In the records below, find each line with "Finalizar" and copy it.
------------------------------
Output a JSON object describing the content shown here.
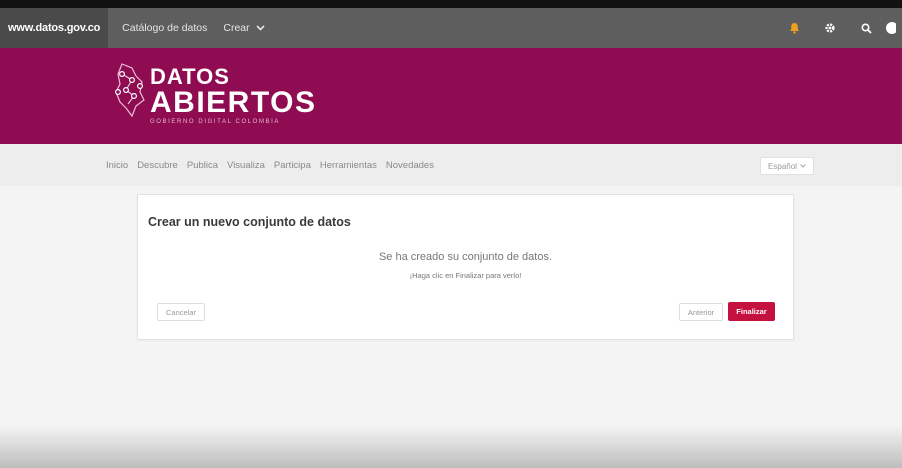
{
  "topbar": {
    "site": "www.datos.gov.co",
    "catalog": "Catálogo de datos",
    "crear": "Crear",
    "icons": [
      "bell-icon",
      "gear-icon",
      "search-icon",
      "user-icon"
    ]
  },
  "banner": {
    "logo_line1": "DATOS",
    "logo_line2": "ABIERTOS",
    "logo_line3": "GOBIERNO DIGITAL COLOMBIA",
    "bg": "#8f0c52"
  },
  "nav": {
    "items": [
      "Inicio",
      "Descubre",
      "Publica",
      "Visualiza",
      "Participa",
      "Herramientas",
      "Novedades"
    ],
    "language": "Español"
  },
  "card": {
    "title": "Crear un nuevo conjunto de datos",
    "message": "Se ha creado su conjunto de datos.",
    "submessage": "¡Haga clic en Finalizar para verlo!",
    "cancel": "Cancelar",
    "previous": "Anterior",
    "finish": "Finalizar",
    "finish_color": "#c4113f"
  }
}
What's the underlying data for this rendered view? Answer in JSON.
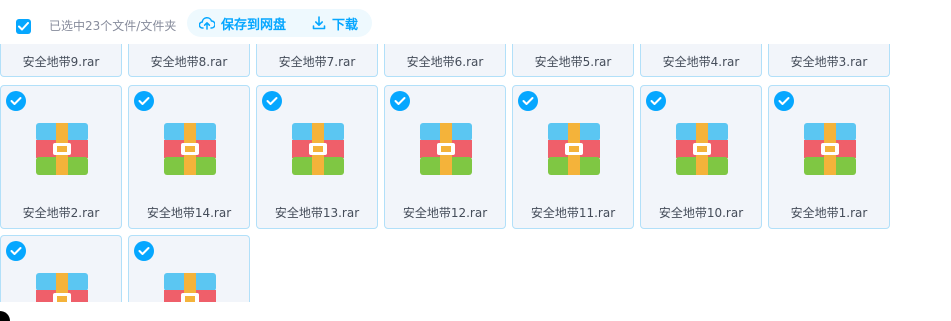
{
  "toolbar": {
    "selected_text": "已选中23个文件/文件夹",
    "save_label": "保存到网盘",
    "download_label": "下载"
  },
  "colors": {
    "accent": "#06a7ff",
    "tile_bg": "#f2f5fa",
    "tile_border": "#b2e0f9"
  },
  "files": {
    "row1": [
      "安全地带9.rar",
      "安全地带8.rar",
      "安全地带7.rar",
      "安全地带6.rar",
      "安全地带5.rar",
      "安全地带4.rar",
      "安全地带3.rar"
    ],
    "row2": [
      "安全地带2.rar",
      "安全地带14.rar",
      "安全地带13.rar",
      "安全地带12.rar",
      "安全地带11.rar",
      "安全地带10.rar",
      "安全地带1.rar"
    ]
  },
  "icons": {
    "select_all": "checkbox-checked-icon",
    "save": "cloud-upload-icon",
    "download": "download-icon",
    "file": "archive-rar-icon",
    "tile_check": "check-circle-icon"
  }
}
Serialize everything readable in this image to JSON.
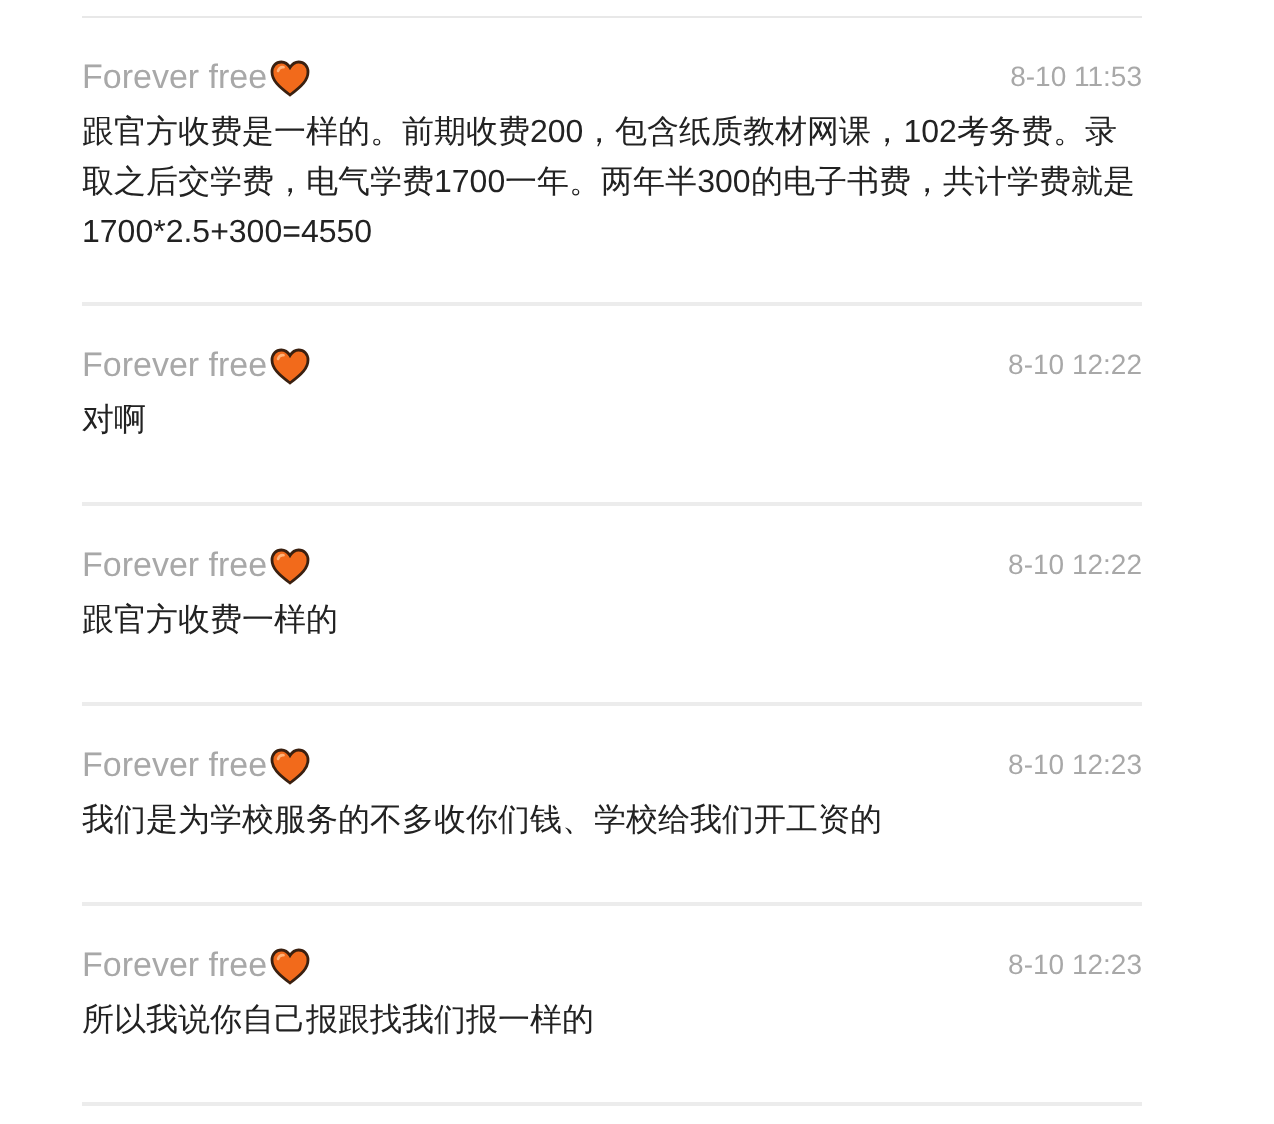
{
  "comments": [
    {
      "author": "Forever free",
      "time": "8-10 11:53",
      "text": "跟官方收费是一样的。前期收费200，包含纸质教材网课，102考务费。录取之后交学费，电气学费1700一年。两年半300的电子书费，共计学费就是1700*2.5+300=4550"
    },
    {
      "author": "Forever free",
      "time": "8-10 12:22",
      "text": "对啊"
    },
    {
      "author": "Forever free",
      "time": "8-10 12:22",
      "text": "跟官方收费一样的"
    },
    {
      "author": "Forever free",
      "time": "8-10 12:23",
      "text": "我们是为学校服务的不多收你们钱、学校给我们开工资的"
    },
    {
      "author": "Forever free",
      "time": "8-10 12:23",
      "text": "所以我说你自己报跟找我们报一样的"
    }
  ]
}
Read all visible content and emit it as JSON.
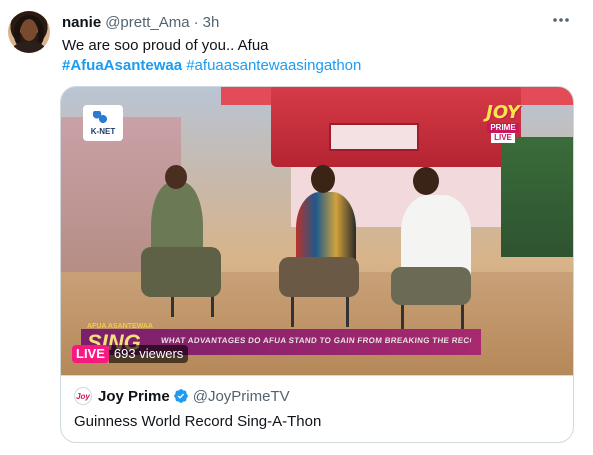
{
  "tweet": {
    "author_name": "nanie",
    "author_handle": "@prett_Ama",
    "separator": "·",
    "time": "3h",
    "more_icon": "more-horizontal-icon",
    "text": "We are soo proud of you.. Afua",
    "hashtags": [
      "#AfuaAsantewaa",
      "#afuaasantewaasingathon"
    ]
  },
  "media": {
    "live_label": "LIVE",
    "viewers": "693 viewers",
    "overlay_logo_left": "K-NET",
    "overlay_logo_right": [
      "JOY",
      "PRIME",
      "LIVE"
    ],
    "lower_third_small": "AFUA ASANTEWAA",
    "lower_third_big": "SING",
    "lower_third_text": "WHAT ADVANTAGES DO AFUA STAND TO GAIN FROM BREAKING THE RECORD?"
  },
  "card": {
    "source_name": "Joy Prime",
    "source_handle": "@JoyPrimeTV",
    "source_avatar_text": "Joy",
    "verified_icon": "verified-badge-icon",
    "title": "Guinness World Record Sing-A-Thon"
  },
  "colors": {
    "link": "#1d9bf0",
    "live_badge": "#f91880",
    "verified": "#1d9bf0",
    "text_secondary": "#536471"
  }
}
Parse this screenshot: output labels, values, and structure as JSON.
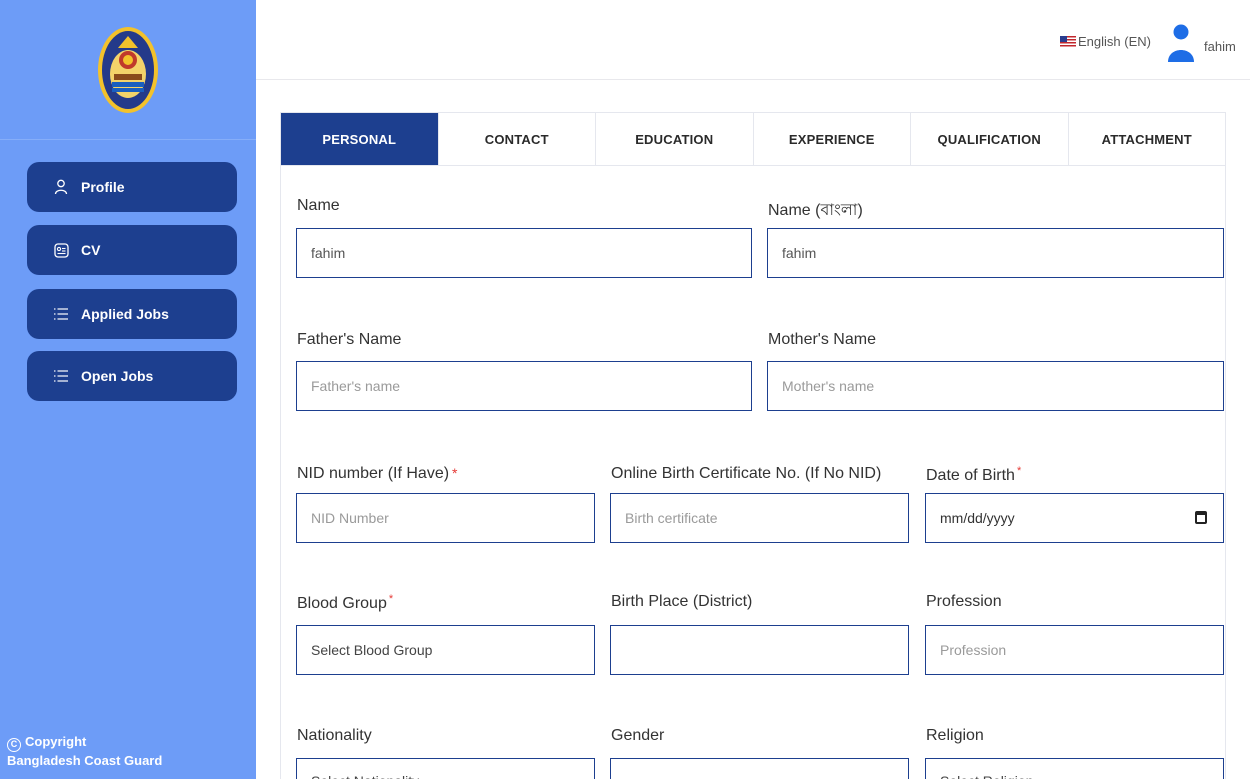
{
  "sidebar": {
    "logo": "bangladesh-coast-guard-emblem",
    "items": [
      {
        "label": "Profile",
        "icon": "person-icon"
      },
      {
        "label": "CV",
        "icon": "id-card-icon"
      },
      {
        "label": "Applied Jobs",
        "icon": "list-icon"
      },
      {
        "label": "Open Jobs",
        "icon": "list-icon"
      }
    ],
    "copyright_line1": "Copyright",
    "copyright_line2": "Bangladesh Coast Guard",
    "copyright_symbol": "C"
  },
  "header": {
    "language": "English (EN)",
    "user_name": "fahim"
  },
  "tabs": [
    "PERSONAL",
    "CONTACT",
    "EDUCATION",
    "EXPERIENCE",
    "QUALIFICATION",
    "ATTACHMENT"
  ],
  "active_tab": "PERSONAL",
  "form": {
    "name": {
      "label": "Name",
      "value": "fahim"
    },
    "name_bn": {
      "label": "Name (বাংলা)",
      "value": "fahim"
    },
    "father": {
      "label": "Father's Name",
      "placeholder": "Father's name"
    },
    "mother": {
      "label": "Mother's Name",
      "placeholder": "Mother's name"
    },
    "nid": {
      "label": "NID number (If Have)",
      "required_mark": "*",
      "placeholder": "NID Number"
    },
    "birth_cert": {
      "label": "Online Birth Certificate No. (If No NID)",
      "placeholder": "Birth certificate"
    },
    "dob": {
      "label": "Date of Birth",
      "required_mark": "*",
      "placeholder": "mm/dd/yyyy"
    },
    "blood": {
      "label": "Blood Group",
      "required_mark": "*",
      "value": "Select Blood Group"
    },
    "birth_place": {
      "label": "Birth Place (District)",
      "value": ""
    },
    "profession": {
      "label": "Profession",
      "placeholder": "Profession"
    },
    "nationality": {
      "label": "Nationality",
      "value": "Select Nationality"
    },
    "gender": {
      "label": "Gender",
      "value": ""
    },
    "religion": {
      "label": "Religion",
      "value": "Select Religion"
    }
  },
  "colors": {
    "sidebar_bg": "#6d9cf7",
    "primary": "#1d3f8f",
    "required": "#e53935"
  }
}
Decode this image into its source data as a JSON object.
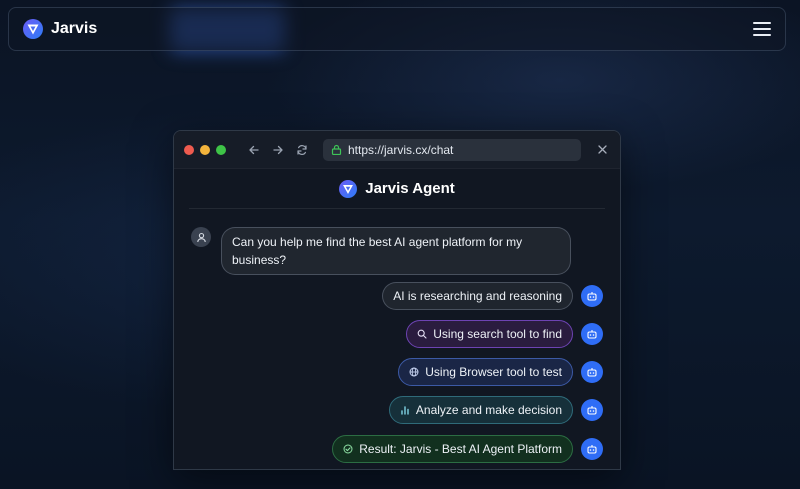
{
  "app": {
    "name": "Jarvis"
  },
  "window": {
    "url": "https://jarvis.cx/chat",
    "traffic_lights": [
      "#ee5b4f",
      "#f3b43c",
      "#3ec447"
    ]
  },
  "chat": {
    "title": "Jarvis Agent",
    "user_message": "Can you help me find the best AI agent platform for my business?",
    "steps": [
      {
        "label": "AI is researching and reasoning",
        "icon": "none"
      },
      {
        "label": "Using search tool to find",
        "icon": "search-icon"
      },
      {
        "label": "Using Browser tool to test",
        "icon": "globe-icon"
      },
      {
        "label": "Analyze and make decision",
        "icon": "bar-chart-icon"
      },
      {
        "label": "Result: Jarvis - Best AI Agent Platform",
        "icon": "check-circle-icon"
      }
    ]
  },
  "colors": {
    "accent": "#2f6df6",
    "background": "#0a1220"
  }
}
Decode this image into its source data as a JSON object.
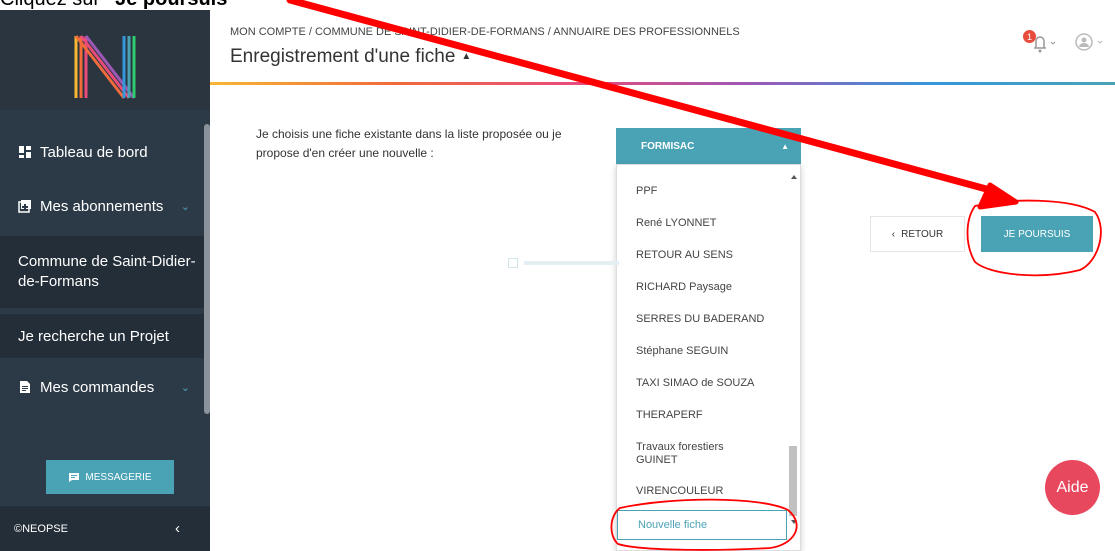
{
  "caption": {
    "prefix": "Cliquez sur ",
    "bold": "\"Je poursuis\""
  },
  "sidebar": {
    "items": [
      {
        "label": "Tableau de bord",
        "icon": "dashboard-icon"
      },
      {
        "label": "Mes abonnements",
        "icon": "subscriptions-icon"
      },
      {
        "label": "Commune de Saint-Didier-de-Formans"
      },
      {
        "label": "Je recherche un Projet"
      },
      {
        "label": "Mes commandes",
        "icon": "document-icon"
      }
    ],
    "messagerie_label": "MESSAGERIE",
    "footer_label": "©NEOPSE"
  },
  "header": {
    "breadcrumb": "MON COMPTE / COMMUNE DE SAINT-DIDIER-DE-FORMANS / ANNUAIRE DES PROFESSIONNELS",
    "title": "Enregistrement d'une fiche",
    "notification_count": "1"
  },
  "form": {
    "question": "Je choisis une fiche existante dans la liste proposée ou je propose d'en créer une nouvelle :",
    "selected_value": "FORMISAC",
    "options": [
      "PPF",
      "René LYONNET",
      "RETOUR AU SENS",
      "RICHARD Paysage",
      "SERRES DU BADERAND",
      "Stéphane SEGUIN",
      "TAXI SIMAO de SOUZA",
      "THERAPERF",
      "Travaux forestiers GUINET",
      "VIRENCOULEUR"
    ],
    "new_option": "Nouvelle fiche",
    "retour_label": "RETOUR",
    "poursuis_label": "JE POURSUIS"
  },
  "aide_label": "Aide",
  "colors": {
    "accent": "#4aa3b5",
    "sidebar": "#2c3a47",
    "annotation": "#ff0000",
    "aide": "#e8485e"
  }
}
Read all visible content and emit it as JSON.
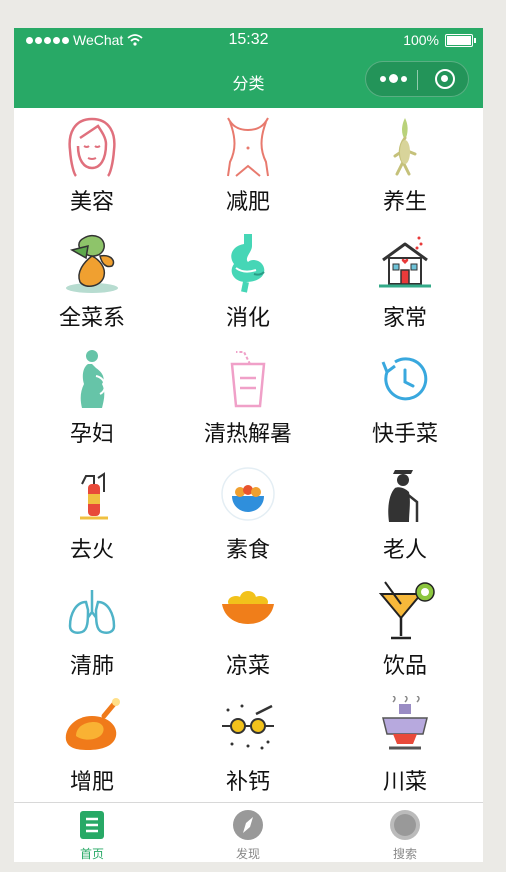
{
  "status_bar": {
    "carrier": "WeChat",
    "time": "15:32",
    "battery": "100%"
  },
  "nav": {
    "title": "分类"
  },
  "categories": [
    {
      "label": "美容",
      "icon": "woman-face-icon"
    },
    {
      "label": "减肥",
      "icon": "waist-icon"
    },
    {
      "label": "养生",
      "icon": "ginseng-icon"
    },
    {
      "label": "全菜系",
      "icon": "vegetables-icon"
    },
    {
      "label": "消化",
      "icon": "stomach-icon"
    },
    {
      "label": "家常",
      "icon": "house-icon"
    },
    {
      "label": "孕妇",
      "icon": "pregnant-woman-icon"
    },
    {
      "label": "清热解暑",
      "icon": "drink-cup-icon"
    },
    {
      "label": "快手菜",
      "icon": "clock-icon"
    },
    {
      "label": "去火",
      "icon": "fire-extinguisher-icon"
    },
    {
      "label": "素食",
      "icon": "salad-bowl-icon"
    },
    {
      "label": "老人",
      "icon": "elderly-person-icon"
    },
    {
      "label": "清肺",
      "icon": "lungs-icon"
    },
    {
      "label": "凉菜",
      "icon": "cold-dish-icon"
    },
    {
      "label": "饮品",
      "icon": "cocktail-icon"
    },
    {
      "label": "增肥",
      "icon": "roast-chicken-icon"
    },
    {
      "label": "补钙",
      "icon": "bone-icon"
    },
    {
      "label": "川菜",
      "icon": "hotpot-icon"
    }
  ],
  "tabs": [
    {
      "label": "首页",
      "icon": "home-list-icon",
      "active": true
    },
    {
      "label": "发现",
      "icon": "compass-icon",
      "active": false
    },
    {
      "label": "搜索",
      "icon": "search-circle-icon",
      "active": false
    }
  ],
  "colors": {
    "brand_green": "#28a966",
    "tab_inactive": "#888888"
  }
}
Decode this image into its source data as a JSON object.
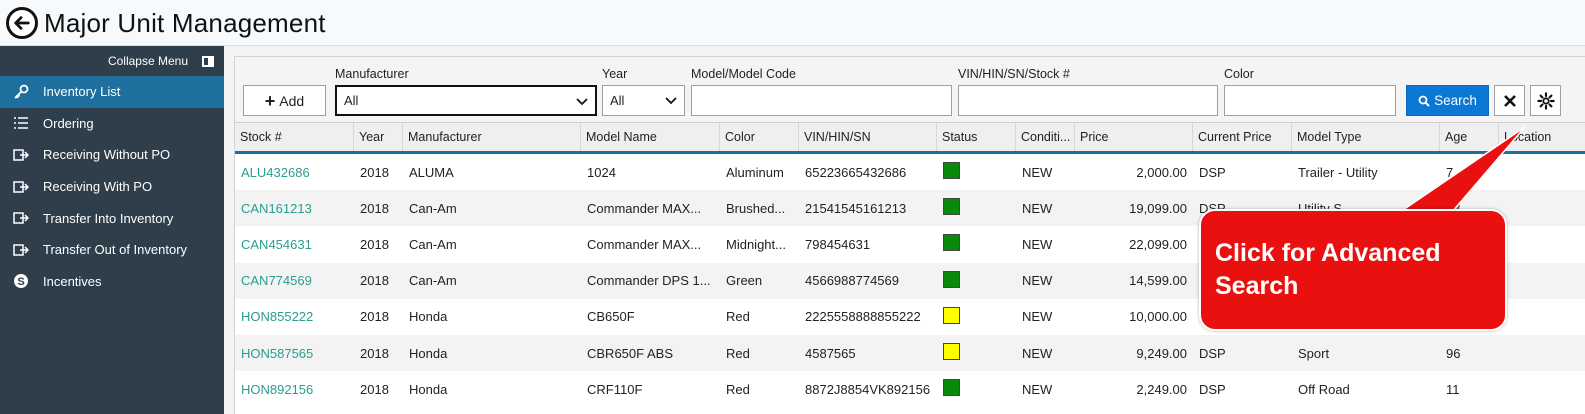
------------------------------
TASK RESULT:
    "submessage": "¡Haga clic en Finalizar para verlo!",
    "finish": "Finalizar",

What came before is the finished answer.